● Exercise instructions: Search the records for lines that contain the word "from". Copy them all.

● Excerpted data:
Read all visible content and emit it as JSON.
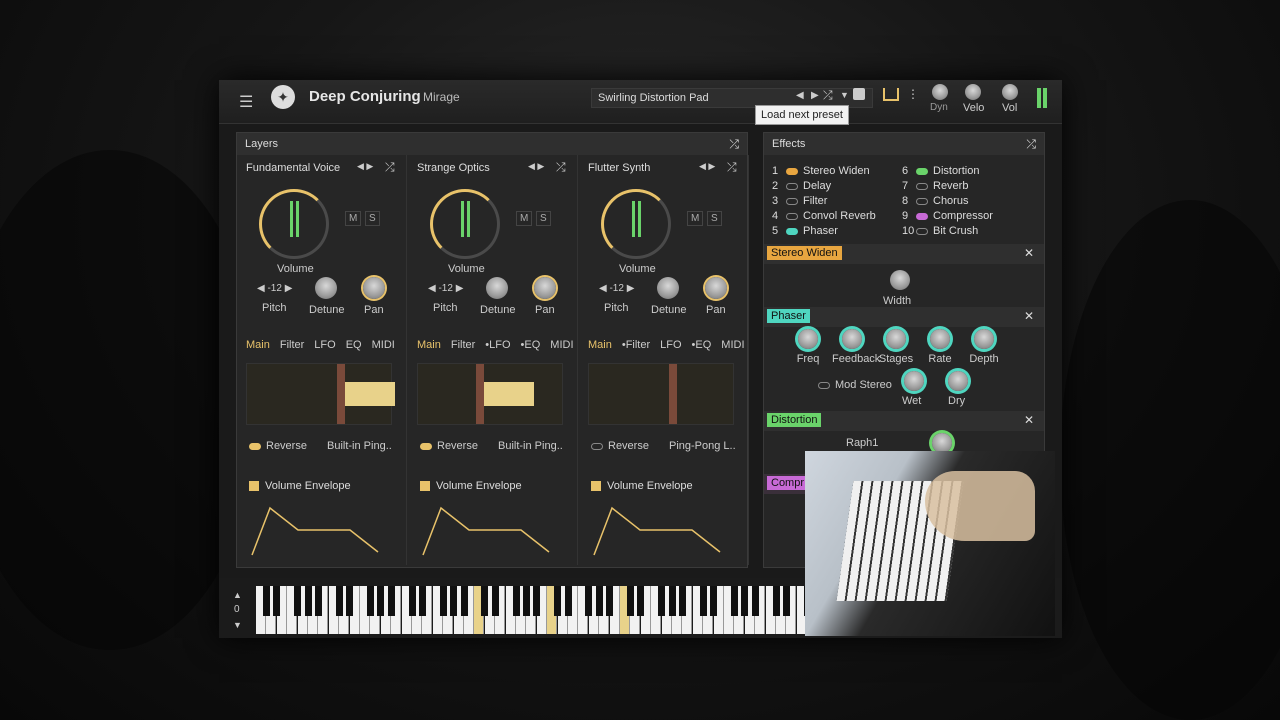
{
  "app": {
    "name": "Deep Conjuring",
    "sub": "Mirage",
    "preset": "Swirling Distortion Pad",
    "tooltip": "Load next preset",
    "dyn": "Dyn",
    "velo": "Velo",
    "vol": "Vol"
  },
  "layers": {
    "title": "Layers",
    "cols": [
      {
        "name": "Fundamental Voice",
        "volume": "Volume",
        "pitch": "-12",
        "pitch_label": "Pitch",
        "detune": "Detune",
        "pan": "Pan",
        "m": "M",
        "s": "S",
        "tabs": [
          "Main",
          "Filter",
          "LFO",
          "EQ",
          "MIDI"
        ],
        "reverse": "Reverse",
        "mode": "Built-in Ping..",
        "env": "Volume Envelope"
      },
      {
        "name": "Strange Optics",
        "volume": "Volume",
        "pitch": "-12",
        "pitch_label": "Pitch",
        "detune": "Detune",
        "pan": "Pan",
        "m": "M",
        "s": "S",
        "tabs": [
          "Main",
          "Filter",
          "•LFO",
          "•EQ",
          "MIDI"
        ],
        "reverse": "Reverse",
        "mode": "Built-in Ping..",
        "env": "Volume Envelope"
      },
      {
        "name": "Flutter Synth",
        "volume": "Volume",
        "pitch": "-12",
        "pitch_label": "Pitch",
        "detune": "Detune",
        "pan": "Pan",
        "m": "M",
        "s": "S",
        "tabs": [
          "Main",
          "•Filter",
          "LFO",
          "•EQ",
          "MIDI"
        ],
        "reverse": "Reverse",
        "mode": "Ping-Pong L..",
        "env": "Volume Envelope"
      }
    ]
  },
  "effects": {
    "title": "Effects",
    "items": [
      {
        "n": "1",
        "name": "Stereo Widen",
        "color": "#e8a640"
      },
      {
        "n": "2",
        "name": "Delay",
        "color": ""
      },
      {
        "n": "3",
        "name": "Filter",
        "color": ""
      },
      {
        "n": "4",
        "name": "Convol Reverb",
        "color": ""
      },
      {
        "n": "5",
        "name": "Phaser",
        "color": "#4fd6c0"
      },
      {
        "n": "6",
        "name": "Distortion",
        "color": "#6ad36a"
      },
      {
        "n": "7",
        "name": "Reverb",
        "color": ""
      },
      {
        "n": "8",
        "name": "Chorus",
        "color": ""
      },
      {
        "n": "9",
        "name": "Compressor",
        "color": "#c86ad6"
      },
      {
        "n": "10",
        "name": "Bit Crush",
        "color": ""
      }
    ],
    "stereo": {
      "title": "Stereo Widen",
      "width": "Width"
    },
    "phaser": {
      "title": "Phaser",
      "freq": "Freq",
      "feedback": "Feedback",
      "stages": "Stages",
      "rate": "Rate",
      "depth": "Depth",
      "mod": "Mod Stereo",
      "wet": "Wet",
      "dry": "Dry"
    },
    "distortion": {
      "title": "Distortion",
      "type": "Raph1"
    },
    "comp": {
      "title": "Compr"
    }
  },
  "keyboard": {
    "octave": "0"
  }
}
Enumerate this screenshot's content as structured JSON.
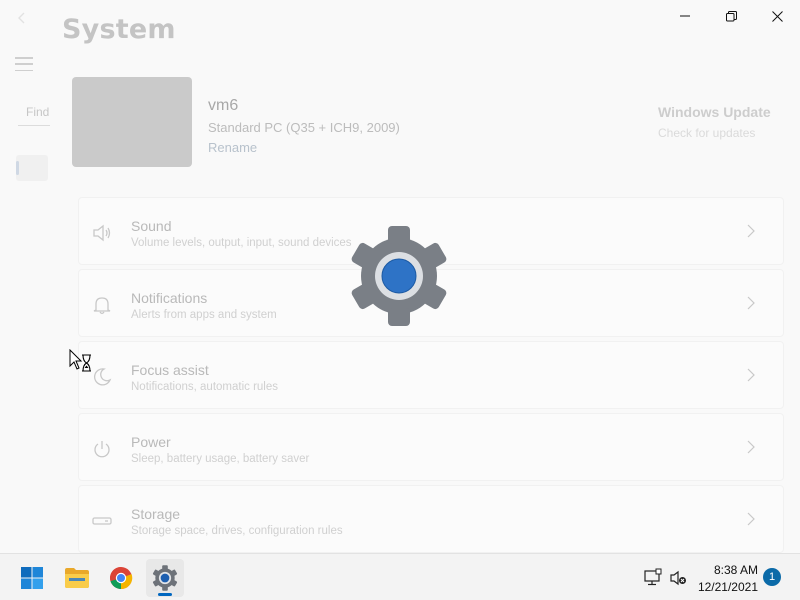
{
  "window": {
    "title": "System",
    "controls": {
      "minimize": "minimize",
      "maximize": "restore",
      "close": "close"
    }
  },
  "sidebar": {
    "search_placeholder": "Find a setting"
  },
  "device": {
    "name": "vm6",
    "model": "Standard PC (Q35 + ICH9, 2009)",
    "rename_label": "Rename"
  },
  "windows_update": {
    "title": "Windows Update",
    "subtitle": "Check for updates"
  },
  "settings": [
    {
      "title": "Sound",
      "description": "Volume levels, output, input, sound devices",
      "icon": "speaker-icon"
    },
    {
      "title": "Notifications",
      "description": "Alerts from apps and system",
      "icon": "bell-icon"
    },
    {
      "title": "Focus assist",
      "description": "Notifications, automatic rules",
      "icon": "moon-icon"
    },
    {
      "title": "Power",
      "description": "Sleep, battery usage, battery saver",
      "icon": "power-icon"
    },
    {
      "title": "Storage",
      "description": "Storage space, drives, configuration rules",
      "icon": "drive-icon"
    }
  ],
  "taskbar": {
    "apps": [
      {
        "name": "Start",
        "icon": "windows-logo-icon"
      },
      {
        "name": "File Explorer",
        "icon": "folder-icon"
      },
      {
        "name": "Google Chrome",
        "icon": "chrome-icon"
      },
      {
        "name": "Settings",
        "icon": "gear-icon",
        "active": true
      }
    ],
    "clock": {
      "time": "8:38 AM",
      "date": "12/21/2021"
    },
    "notification_count": "1"
  },
  "colors": {
    "accent": "#0067c0",
    "gear_outer": "#7a7f86",
    "gear_center": "#2e73c6",
    "badge": "#0b6aa8"
  }
}
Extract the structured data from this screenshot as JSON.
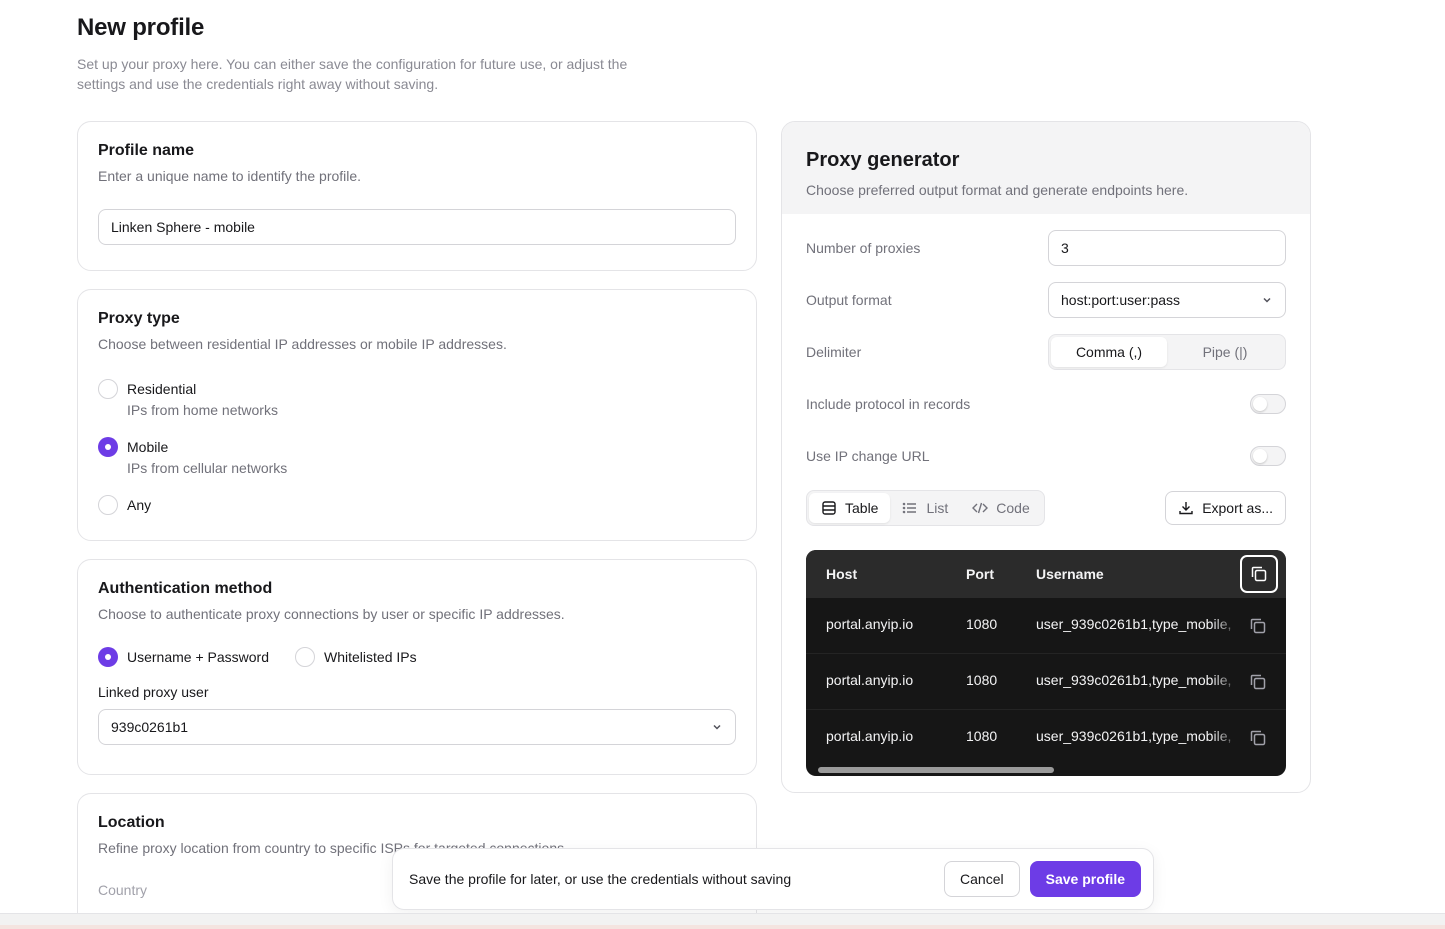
{
  "page": {
    "title": "New profile",
    "subtitle_line1": "Set up your proxy here. You can either save the configuration for future use, or adjust the",
    "subtitle_line2": "settings and use the credentials right away without saving."
  },
  "profile_name": {
    "title": "Profile name",
    "description": "Enter a unique name to identify the profile.",
    "value": "Linken Sphere - mobile"
  },
  "proxy_type": {
    "title": "Proxy type",
    "description": "Choose between residential IP addresses or mobile IP addresses.",
    "options": [
      {
        "label": "Residential",
        "sub": "IPs from home networks",
        "checked": false
      },
      {
        "label": "Mobile",
        "sub": "IPs from cellular networks",
        "checked": true
      },
      {
        "label": "Any",
        "sub": "",
        "checked": false
      }
    ]
  },
  "auth": {
    "title": "Authentication method",
    "description": "Choose to authenticate proxy connections by user or specific IP addresses.",
    "option_userpass": "Username + Password",
    "option_whitelist": "Whitelisted IPs",
    "selected": "Username + Password",
    "linked_user_label": "Linked proxy user",
    "linked_user_value": "939c0261b1"
  },
  "location": {
    "title": "Location",
    "description": "Refine proxy location from country to specific ISPs for targeted connections",
    "country_label": "Country"
  },
  "generator": {
    "title": "Proxy generator",
    "description": "Choose preferred output format and generate endpoints here.",
    "num_label": "Number of proxies",
    "num_value": "3",
    "format_label": "Output format",
    "format_value": "host:port:user:pass",
    "delimiter_label": "Delimiter",
    "delimiter_comma": "Comma (,)",
    "delimiter_pipe": "Pipe (|)",
    "delimiter_selected": "Comma (,)",
    "protocol_label": "Include protocol in records",
    "protocol_on": false,
    "ipchange_label": "Use IP change URL",
    "ipchange_on": false,
    "view_table": "Table",
    "view_list": "List",
    "view_code": "Code",
    "view_selected": "Table",
    "export_label": "Export as...",
    "columns": {
      "host": "Host",
      "port": "Port",
      "username": "Username"
    },
    "rows": [
      {
        "host": "portal.anyip.io",
        "port": "1080",
        "username": "user_939c0261b1,type_mobile,"
      },
      {
        "host": "portal.anyip.io",
        "port": "1080",
        "username": "user_939c0261b1,type_mobile,"
      },
      {
        "host": "portal.anyip.io",
        "port": "1080",
        "username": "user_939c0261b1,type_mobile,"
      }
    ]
  },
  "save_bar": {
    "text": "Save the profile for later, or use the credentials without saving",
    "cancel": "Cancel",
    "save": "Save profile"
  },
  "colors": {
    "accent": "#6d3ce6",
    "table_bg": "#161616",
    "table_head_bg": "#2b2b2b"
  }
}
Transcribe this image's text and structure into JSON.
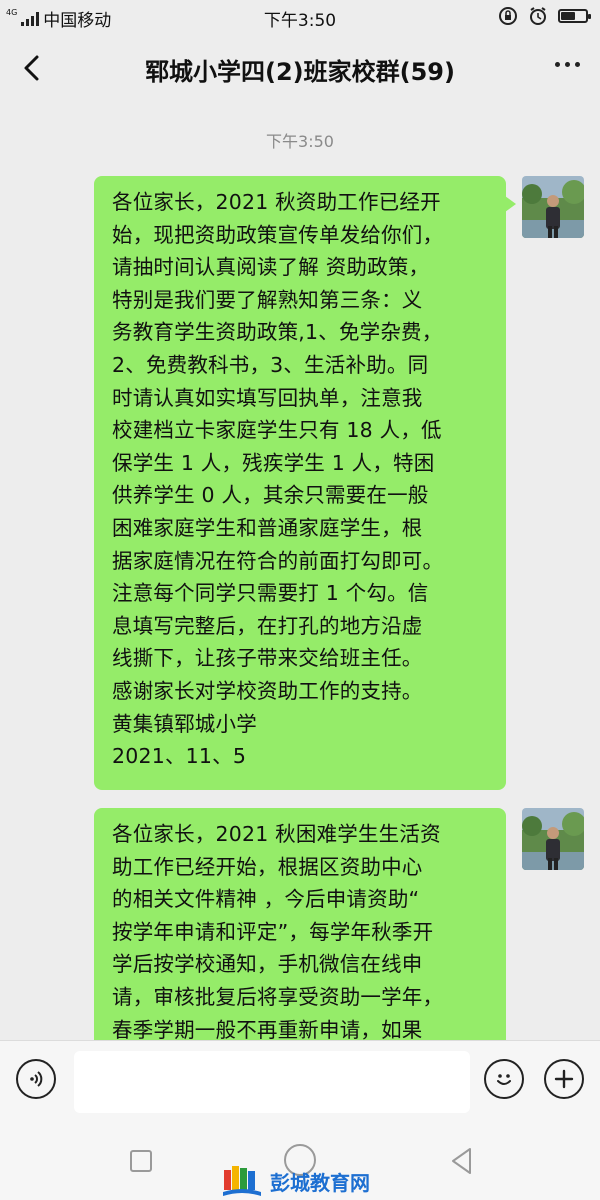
{
  "status_bar": {
    "network_type": "4G",
    "carrier": "中国移动",
    "time": "下午3:50",
    "battery_level": 0.6
  },
  "chat": {
    "title": "郓城小学四(2)班家校群(59)",
    "timestamp": "下午3:50",
    "messages": [
      {
        "text": "各位家长，2021 秋资助工作已经开\n始，现把资助政策宣传单发给你们，\n请抽时间认真阅读了解 资助政策，\n特别是我们要了解熟知第三条：义\n务教育学生资助政策,1、免学杂费，\n2、免费教科书，3、生活补助。同\n时请认真如实填写回执单，注意我\n校建档立卡家庭学生只有 18 人，低\n保学生 1 人，残疾学生 1 人，特困\n供养学生 0 人，其余只需要在一般\n困难家庭学生和普通家庭学生，根\n据家庭情况在符合的前面打勾即可。\n注意每个同学只需要打 1 个勾。信\n息填写完整后，在打孔的地方沿虚\n线撕下，让孩子带来交给班主任。\n感谢家长对学校资助工作的支持。\n黄集镇郓城小学\n2021、11、5"
      },
      {
        "text": "各位家长，2021 秋困难学生生活资\n助工作已经开始，根据区资助中心\n的相关文件精神 ，今后申请资助“\n按学年申请和评定”，每学年秋季开\n学后按学校通知，手机微信在线申\n请，审核批复后将享受资助一学年，\n春季学期一般不再重新申请，如果"
      }
    ]
  },
  "input": {
    "placeholder": ""
  },
  "watermark": {
    "text": "彭城教育网"
  },
  "icons": {
    "back": "chevron-left-icon",
    "more": "more-dots-icon",
    "voice": "voice-icon",
    "emoji": "emoji-icon",
    "plus": "plus-icon"
  },
  "colors": {
    "bubble": "#95ec69",
    "background": "#ededed",
    "watermark": "#1d6fd1"
  }
}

● Solution to this problem:
      "description": "Alerts from apps and system",
Extract the structured data from this screenshot as JSON.
        "sub": "IPs from home networks",
        "sub": "IPs from cellular networks",
    "description": "Refine proxy location from country to specific ISPs for targeted connections",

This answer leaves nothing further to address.